When Anne Doe submitted her first cheese—an onion-dill chevre spread—to the Big E Expo's cheese competition in 2010, she was just looking for feedback from the judges to improve her next batch. By the time the competition ended, and she'd won her first medal and secured her first wholesale account, she figured she was onto something. 13 years, a dozen new cheeses, and several awards later, Boston Post Dairy is one of our favorite creameries in Vermont; a true family affair with a reputation for delicious firm and bloomy rind goat's milk cheese.
Doe's parents Robert and Gisele Gervais have been farming in Enosburg Falls, Vermont (population: ~500), since 1962. They had 15 children, and many of them have continued the family farming tradition. Theresa Lawyer and her family keep a herd of 400 dairy goats. Doe makes cheese from that milk, while their sister Susan Blouin creates silky-soft soaps and bath products with it. Five of their brothers run the home farm with larger herds of cattle; when the sisters need the aid of heavy farm equipment, siblings are a phone call away.

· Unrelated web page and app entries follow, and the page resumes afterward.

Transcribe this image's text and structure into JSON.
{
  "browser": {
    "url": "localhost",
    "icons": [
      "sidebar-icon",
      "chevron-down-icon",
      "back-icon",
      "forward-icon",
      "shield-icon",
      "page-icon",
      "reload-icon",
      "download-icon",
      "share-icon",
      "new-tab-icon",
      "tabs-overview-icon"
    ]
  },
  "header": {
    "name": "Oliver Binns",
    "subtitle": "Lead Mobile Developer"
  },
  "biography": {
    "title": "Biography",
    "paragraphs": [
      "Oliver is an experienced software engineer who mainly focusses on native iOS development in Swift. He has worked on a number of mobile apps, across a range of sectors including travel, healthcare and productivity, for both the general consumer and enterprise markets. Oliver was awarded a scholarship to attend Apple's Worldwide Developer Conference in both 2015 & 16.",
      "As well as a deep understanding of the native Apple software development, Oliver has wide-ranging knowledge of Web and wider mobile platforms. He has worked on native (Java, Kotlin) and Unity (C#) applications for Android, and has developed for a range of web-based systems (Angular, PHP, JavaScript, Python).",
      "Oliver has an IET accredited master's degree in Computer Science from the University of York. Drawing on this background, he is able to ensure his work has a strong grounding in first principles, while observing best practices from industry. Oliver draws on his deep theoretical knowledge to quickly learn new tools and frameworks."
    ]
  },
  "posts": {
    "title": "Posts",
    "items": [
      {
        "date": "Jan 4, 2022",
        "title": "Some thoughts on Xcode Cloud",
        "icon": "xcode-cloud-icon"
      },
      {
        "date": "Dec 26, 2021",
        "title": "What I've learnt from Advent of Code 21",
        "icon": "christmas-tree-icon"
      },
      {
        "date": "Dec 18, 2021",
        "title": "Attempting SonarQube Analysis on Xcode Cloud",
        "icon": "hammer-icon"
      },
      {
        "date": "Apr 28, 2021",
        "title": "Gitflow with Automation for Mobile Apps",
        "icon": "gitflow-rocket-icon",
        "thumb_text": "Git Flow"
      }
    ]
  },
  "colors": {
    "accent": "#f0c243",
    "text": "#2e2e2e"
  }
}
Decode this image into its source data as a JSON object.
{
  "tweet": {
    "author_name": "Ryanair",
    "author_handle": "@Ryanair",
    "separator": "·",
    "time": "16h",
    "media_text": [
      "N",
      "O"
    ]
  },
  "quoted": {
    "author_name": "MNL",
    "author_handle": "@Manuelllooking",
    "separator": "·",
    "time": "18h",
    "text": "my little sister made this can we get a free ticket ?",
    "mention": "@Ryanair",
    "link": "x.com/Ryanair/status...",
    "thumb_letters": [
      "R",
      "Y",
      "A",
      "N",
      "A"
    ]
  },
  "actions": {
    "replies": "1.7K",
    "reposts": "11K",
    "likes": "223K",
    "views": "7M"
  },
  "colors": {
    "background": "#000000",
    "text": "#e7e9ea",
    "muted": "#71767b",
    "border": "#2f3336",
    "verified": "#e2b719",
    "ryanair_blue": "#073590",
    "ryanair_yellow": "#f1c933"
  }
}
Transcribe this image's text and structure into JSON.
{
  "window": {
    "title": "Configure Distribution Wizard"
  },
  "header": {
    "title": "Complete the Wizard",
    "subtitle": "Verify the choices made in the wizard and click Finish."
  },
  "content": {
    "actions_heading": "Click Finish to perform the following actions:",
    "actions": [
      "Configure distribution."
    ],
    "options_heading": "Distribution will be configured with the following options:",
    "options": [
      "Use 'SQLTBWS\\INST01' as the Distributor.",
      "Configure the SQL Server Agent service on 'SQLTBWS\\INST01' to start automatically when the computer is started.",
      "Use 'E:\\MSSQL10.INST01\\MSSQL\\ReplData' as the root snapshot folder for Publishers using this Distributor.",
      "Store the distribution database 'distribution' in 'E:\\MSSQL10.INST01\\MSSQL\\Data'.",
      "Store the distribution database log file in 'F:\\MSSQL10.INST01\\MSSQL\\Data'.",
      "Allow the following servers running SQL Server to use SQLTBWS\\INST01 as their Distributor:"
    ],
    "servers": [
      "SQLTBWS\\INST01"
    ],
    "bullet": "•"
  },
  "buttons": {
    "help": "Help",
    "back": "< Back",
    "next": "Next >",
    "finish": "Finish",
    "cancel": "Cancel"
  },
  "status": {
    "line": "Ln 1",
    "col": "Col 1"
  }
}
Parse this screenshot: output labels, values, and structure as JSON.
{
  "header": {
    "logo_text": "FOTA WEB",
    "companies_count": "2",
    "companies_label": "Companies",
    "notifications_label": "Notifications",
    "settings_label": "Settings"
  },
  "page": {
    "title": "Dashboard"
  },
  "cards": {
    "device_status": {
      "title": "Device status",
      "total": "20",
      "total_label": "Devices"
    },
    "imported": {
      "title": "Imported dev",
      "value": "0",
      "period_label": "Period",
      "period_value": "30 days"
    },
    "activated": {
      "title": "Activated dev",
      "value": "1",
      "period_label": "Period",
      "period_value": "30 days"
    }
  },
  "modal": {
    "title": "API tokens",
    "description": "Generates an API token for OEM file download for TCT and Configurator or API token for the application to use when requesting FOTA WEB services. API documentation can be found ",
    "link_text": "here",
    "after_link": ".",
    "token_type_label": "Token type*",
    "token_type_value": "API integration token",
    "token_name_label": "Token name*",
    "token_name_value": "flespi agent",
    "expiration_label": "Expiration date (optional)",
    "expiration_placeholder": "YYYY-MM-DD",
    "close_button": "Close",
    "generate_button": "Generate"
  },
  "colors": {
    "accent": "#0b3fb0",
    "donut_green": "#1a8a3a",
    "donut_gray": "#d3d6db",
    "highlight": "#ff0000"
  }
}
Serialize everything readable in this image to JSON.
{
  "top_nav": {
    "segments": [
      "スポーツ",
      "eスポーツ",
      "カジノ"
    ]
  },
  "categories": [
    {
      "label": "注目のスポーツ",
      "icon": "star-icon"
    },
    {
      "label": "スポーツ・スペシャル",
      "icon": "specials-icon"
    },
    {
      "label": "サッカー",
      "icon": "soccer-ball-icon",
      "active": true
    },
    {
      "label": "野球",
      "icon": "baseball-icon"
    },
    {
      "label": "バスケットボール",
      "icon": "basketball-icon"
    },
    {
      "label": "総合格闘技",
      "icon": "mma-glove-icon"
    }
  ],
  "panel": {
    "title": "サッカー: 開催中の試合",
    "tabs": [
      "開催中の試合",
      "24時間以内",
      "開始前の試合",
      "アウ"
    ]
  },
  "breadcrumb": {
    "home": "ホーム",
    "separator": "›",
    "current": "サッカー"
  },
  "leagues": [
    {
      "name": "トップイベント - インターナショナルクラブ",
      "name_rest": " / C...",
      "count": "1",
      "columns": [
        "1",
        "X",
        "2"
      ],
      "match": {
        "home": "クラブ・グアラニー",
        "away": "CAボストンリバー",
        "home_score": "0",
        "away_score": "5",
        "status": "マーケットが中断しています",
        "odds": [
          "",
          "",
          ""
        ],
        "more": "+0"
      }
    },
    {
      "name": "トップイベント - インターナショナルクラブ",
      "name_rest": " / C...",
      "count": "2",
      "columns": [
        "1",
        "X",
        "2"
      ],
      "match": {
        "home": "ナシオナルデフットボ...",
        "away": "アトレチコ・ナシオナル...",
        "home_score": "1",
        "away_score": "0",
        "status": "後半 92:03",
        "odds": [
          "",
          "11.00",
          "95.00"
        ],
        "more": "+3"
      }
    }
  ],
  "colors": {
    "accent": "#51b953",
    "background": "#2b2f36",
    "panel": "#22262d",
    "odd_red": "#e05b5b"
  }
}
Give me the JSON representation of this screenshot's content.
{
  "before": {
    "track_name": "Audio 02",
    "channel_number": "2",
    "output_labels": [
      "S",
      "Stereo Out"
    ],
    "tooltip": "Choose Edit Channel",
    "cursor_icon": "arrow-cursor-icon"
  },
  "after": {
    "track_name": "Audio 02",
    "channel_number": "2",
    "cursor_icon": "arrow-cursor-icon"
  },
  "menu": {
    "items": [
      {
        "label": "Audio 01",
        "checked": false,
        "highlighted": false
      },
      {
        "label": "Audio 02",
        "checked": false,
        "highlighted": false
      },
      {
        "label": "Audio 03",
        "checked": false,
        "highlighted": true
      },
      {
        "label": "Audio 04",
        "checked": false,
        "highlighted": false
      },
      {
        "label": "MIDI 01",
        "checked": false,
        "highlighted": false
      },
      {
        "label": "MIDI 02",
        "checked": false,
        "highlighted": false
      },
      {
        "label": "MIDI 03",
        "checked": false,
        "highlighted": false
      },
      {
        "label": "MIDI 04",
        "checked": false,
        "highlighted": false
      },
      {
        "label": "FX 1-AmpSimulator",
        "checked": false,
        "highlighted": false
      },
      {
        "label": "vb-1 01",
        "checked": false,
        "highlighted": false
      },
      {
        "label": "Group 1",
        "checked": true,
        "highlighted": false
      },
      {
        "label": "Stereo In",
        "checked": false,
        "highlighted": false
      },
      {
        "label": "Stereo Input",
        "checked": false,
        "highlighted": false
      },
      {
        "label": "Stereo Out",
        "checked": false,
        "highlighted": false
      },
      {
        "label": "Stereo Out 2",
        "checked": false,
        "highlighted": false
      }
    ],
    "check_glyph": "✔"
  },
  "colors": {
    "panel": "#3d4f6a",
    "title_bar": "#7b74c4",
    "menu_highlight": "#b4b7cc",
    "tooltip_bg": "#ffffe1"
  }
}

Boston Post Dairy's creamery opened in 2010. By then, Blouin had been making bath products with the family's goat milk for years, to create more value than what the Gervais' could get on the commodity market. Doe had been tapping maple trees to make syrup and confections. The sisters sold their wares at local farmers markets to surprising success.
"Our parents were amazed at the number of people we pulled in," Doe says. "In 2007, they said, 'you should open a store,' and we said, 'yeah, right, like we have that kind of money!'" Little did she know, her father Robert had made a deal to purchase the Boston Post farm and its 82 acres to give as a gift to the daughters, for use as a home base for their businesses. Doe took artisan cheese courses at the University of Vermont's Institute for Artisan Cheese and started experimenting with her family's goat milk.
In one of her classes, a fellow student remarked that just because she knew how to cook, that didn't mean she knew how to make cheese. Doe took it as a challenge. "Our parents instilled a certain perfectionism in us," she says. "We did a lot on the farm growing up—cooking, cleaning, canning—you name it, we did it. They showed us that if you wanted to do something, you could achieve it. I said I was going to make the best cheese I could."
Not that it was easy. "You don't know what you're doing until you get hands-on experience," Doe continues. "The goats start having babies before you predicted, you're forced to make cheese faster than you wanted, and you learn that you can't get cheesecloth at Joann Fabrics!"
For all the family involvement, Boston Post Dairy is a lean operation. Doe and Blouin have three full-time staff who also work on their own farms, with additional part-time help in busy seasons. The sisters do much of the grunt work themselves. "People think it's fun to make cheese," Doe says about new hires, "then they learn it's 80% cleaning and sanitizing."
In a small town with shrinking agriculture and growing opportunities for remote work, finding and keeping committed labor is a challenge. "I don't see the labor force going in this direction," she explains. "It's taxing on the body and not idyllic like people think it is. Who wouldn't want an easier job?"
So it's important that making excellent cheese is its own reward for Doe. So is providing livable wages for her staff. She and Blouin are always looking for ways to streamline the business so they can provide more benefits for their employees. Doe has just started experimenting with spiced oil marinades for her fantastic goat feta. The idea, she explains, is to expand the product line while filling a niche in Vermont's competitive dairy scene, without requiring more difficult physical labor around the cheesemaking vats.
"The employees we have are top notch," Doe says. "We always want to do better for them and share the successes. Some of them are family—and the ones that aren't, they're family, too."
Photos courtesy of Boston Post Dairy.